App and web page records:
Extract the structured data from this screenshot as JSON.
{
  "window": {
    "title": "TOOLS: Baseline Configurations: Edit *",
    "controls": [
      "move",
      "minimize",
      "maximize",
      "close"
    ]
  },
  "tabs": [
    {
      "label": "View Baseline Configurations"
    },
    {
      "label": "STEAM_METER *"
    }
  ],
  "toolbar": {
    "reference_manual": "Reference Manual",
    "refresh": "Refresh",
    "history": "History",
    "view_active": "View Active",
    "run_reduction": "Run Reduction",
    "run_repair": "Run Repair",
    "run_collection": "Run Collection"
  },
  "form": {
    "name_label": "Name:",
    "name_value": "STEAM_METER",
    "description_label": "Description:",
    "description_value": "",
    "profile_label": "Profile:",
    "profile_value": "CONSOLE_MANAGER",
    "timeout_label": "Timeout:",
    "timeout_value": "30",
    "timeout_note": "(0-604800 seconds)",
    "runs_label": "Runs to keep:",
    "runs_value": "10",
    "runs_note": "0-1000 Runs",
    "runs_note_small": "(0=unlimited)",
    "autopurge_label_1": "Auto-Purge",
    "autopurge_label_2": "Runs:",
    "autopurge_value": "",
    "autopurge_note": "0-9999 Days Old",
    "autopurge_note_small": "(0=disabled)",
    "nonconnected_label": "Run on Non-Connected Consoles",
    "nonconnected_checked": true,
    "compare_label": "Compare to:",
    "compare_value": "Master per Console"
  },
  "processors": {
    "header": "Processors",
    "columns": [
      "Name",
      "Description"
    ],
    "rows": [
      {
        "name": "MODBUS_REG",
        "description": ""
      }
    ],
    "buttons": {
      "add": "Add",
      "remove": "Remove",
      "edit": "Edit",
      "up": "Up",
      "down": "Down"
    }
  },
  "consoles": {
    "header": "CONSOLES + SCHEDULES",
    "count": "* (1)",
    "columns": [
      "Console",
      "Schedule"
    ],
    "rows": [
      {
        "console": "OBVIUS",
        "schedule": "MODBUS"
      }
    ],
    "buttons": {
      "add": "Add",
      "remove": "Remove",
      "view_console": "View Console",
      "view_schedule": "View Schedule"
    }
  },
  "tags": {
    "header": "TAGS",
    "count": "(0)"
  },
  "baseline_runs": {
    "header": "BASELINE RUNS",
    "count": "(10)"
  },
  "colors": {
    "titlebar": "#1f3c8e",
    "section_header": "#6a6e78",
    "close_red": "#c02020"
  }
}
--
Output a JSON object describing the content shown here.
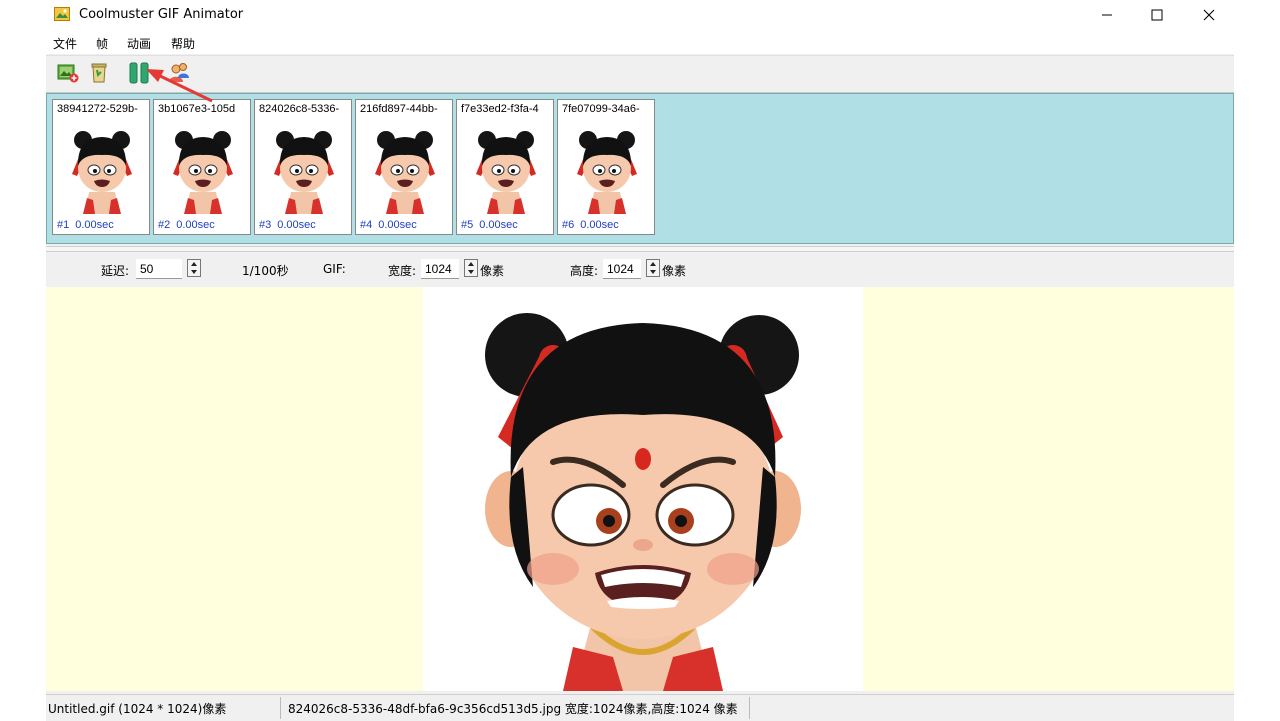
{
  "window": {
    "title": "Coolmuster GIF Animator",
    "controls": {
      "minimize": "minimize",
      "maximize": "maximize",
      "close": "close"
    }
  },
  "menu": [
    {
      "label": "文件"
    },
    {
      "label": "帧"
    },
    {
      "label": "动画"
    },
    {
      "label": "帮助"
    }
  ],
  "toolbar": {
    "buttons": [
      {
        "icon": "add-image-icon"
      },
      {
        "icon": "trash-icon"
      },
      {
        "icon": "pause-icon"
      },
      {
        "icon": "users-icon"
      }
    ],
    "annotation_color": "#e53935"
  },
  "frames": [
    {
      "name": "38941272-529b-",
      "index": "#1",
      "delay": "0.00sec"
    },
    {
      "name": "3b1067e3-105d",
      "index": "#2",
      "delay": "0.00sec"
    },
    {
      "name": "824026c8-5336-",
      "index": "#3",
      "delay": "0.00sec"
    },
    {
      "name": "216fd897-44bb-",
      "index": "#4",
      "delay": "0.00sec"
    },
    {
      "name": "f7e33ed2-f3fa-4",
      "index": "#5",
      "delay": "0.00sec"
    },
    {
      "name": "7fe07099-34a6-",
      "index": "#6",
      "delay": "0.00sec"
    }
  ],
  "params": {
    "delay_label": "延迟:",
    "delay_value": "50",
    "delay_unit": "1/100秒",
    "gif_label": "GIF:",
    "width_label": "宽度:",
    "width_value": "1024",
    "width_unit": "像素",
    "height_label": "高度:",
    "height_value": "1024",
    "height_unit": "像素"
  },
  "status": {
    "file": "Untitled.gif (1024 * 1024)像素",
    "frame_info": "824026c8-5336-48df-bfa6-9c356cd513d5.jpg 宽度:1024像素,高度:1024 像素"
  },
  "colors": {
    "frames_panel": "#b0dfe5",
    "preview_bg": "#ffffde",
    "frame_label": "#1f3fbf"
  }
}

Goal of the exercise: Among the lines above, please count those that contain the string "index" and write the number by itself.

Task solution: 6